- The cause if it has been caused by a dirty, rusty, or pointed object or a bite from a human or animal, you'll need to see a doctor as you will probably need a tetanus shot
Clean and treat the cut
If you're certain the cut doesn't need medical attention, then you should treat it at home. The first step is to clean the cut. If you're carrying out first aid for someone else, wash your hands first, then use lukewarm water and mild soap to wash their cut.
You should then use gauze or a similar clean fabric to apply pressure, which should stop the bleeding. If the cut is minor, this should only take a couple of minutes. Once the bleeding is stopped, some triple antibiotic ointment can be helpful for minor cuts or grazes, as it keeps the cut clean and prevents infection. Apply a small amount then use a sterile bandage.
A cold compress close to the affected area can help too, especially if there is swelling, and some people use over the counter pain medication if the cut is uncomfortable and annoying.

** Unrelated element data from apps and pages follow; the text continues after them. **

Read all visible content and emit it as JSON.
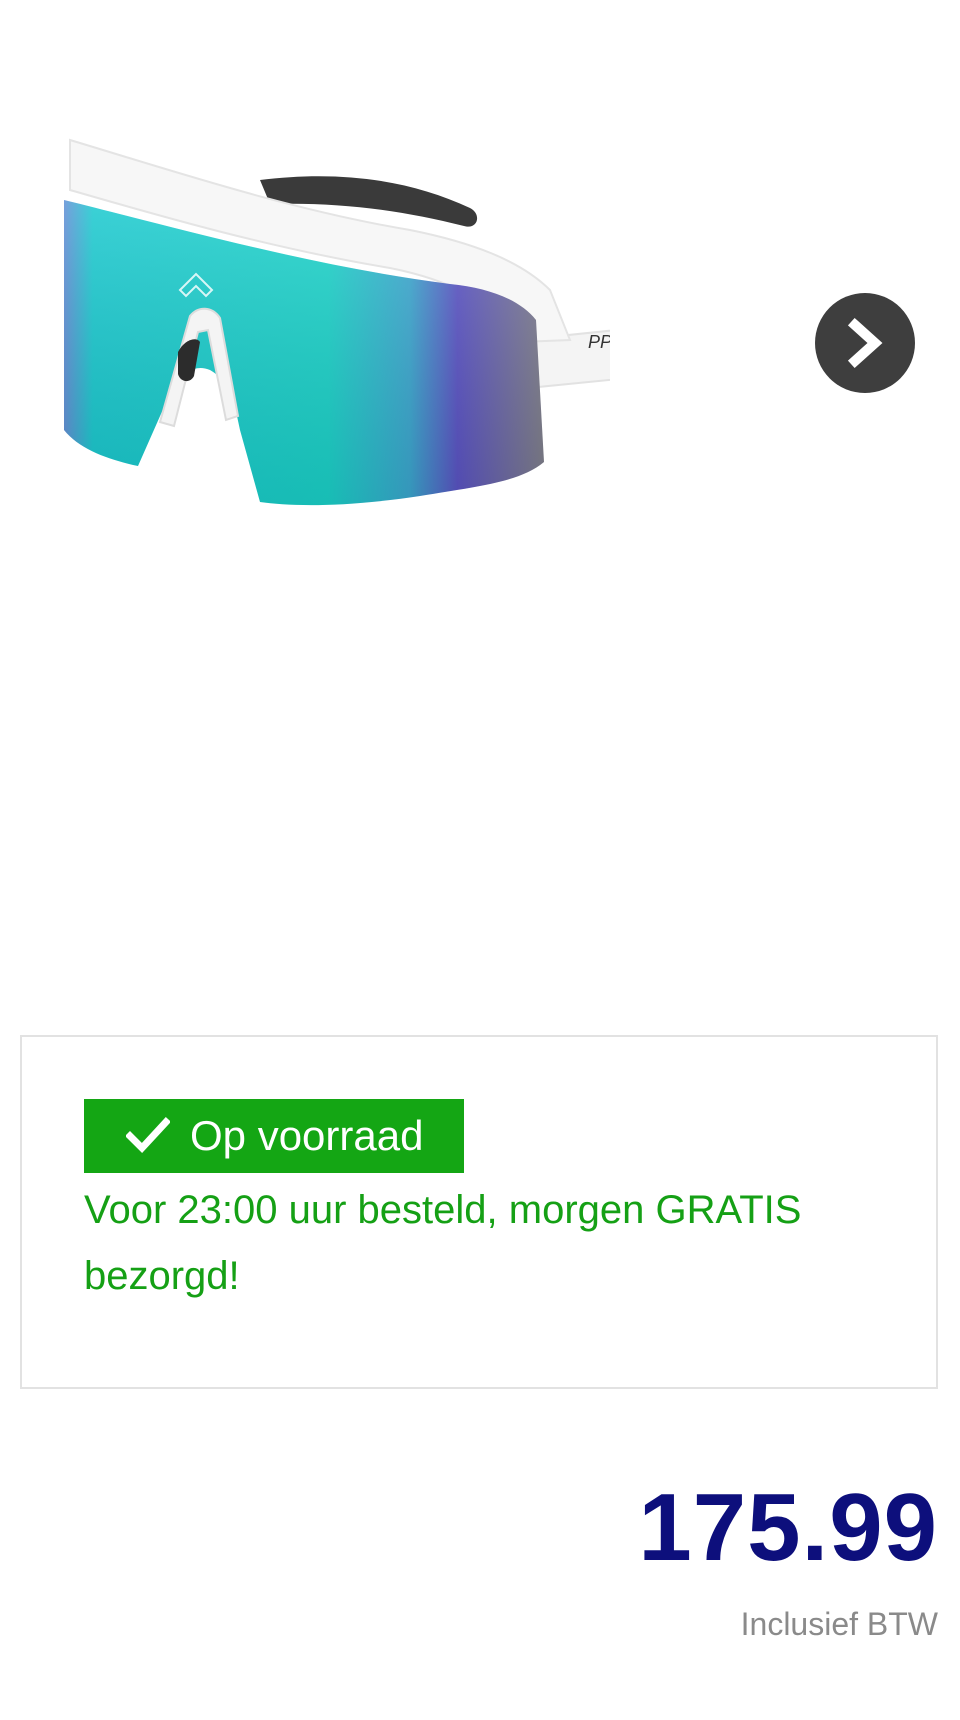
{
  "product": {
    "brand_on_frame": "PPEEQQ",
    "image_name": "sunglasses-product-image"
  },
  "gallery": {
    "next_icon": "chevron-right-icon"
  },
  "stock": {
    "badge_icon": "check-icon",
    "badge_label": "Op voorraad",
    "delivery_message": "Voor 23:00 uur besteld, morgen GRATIS bezorgd!",
    "badge_color": "#14a614",
    "text_color": "#15a015"
  },
  "pricing": {
    "price": "175.99",
    "vat_note": "Inclusief BTW",
    "price_color": "#0d0f7c"
  }
}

Look out for the signs of infection
While your cut is healing, you should look out for signs of infection, and seek medical help immediately if you think the cut has become infected. Symptoms can include:
- A fever, above 100.4f in adults, or chills
- Warm or swollen skin
- Pus around the cut
- Red skin or streaks around the cut
- Pain in the affected area
Even a small infection can be deadly, so don't delay in seeking help, even if the original cut was minor. Keep an eye on healing too. Most cuts should heal in around a week, so if it's taking a long time, you may want to see someone about it.
Cuts are a common household injury, and while they can be annoying, they are usually not dangerous. However, you should learn when to seek medical help for a cut, and know the signs of infection, as well as learning how to care for minor cuts and scrapes.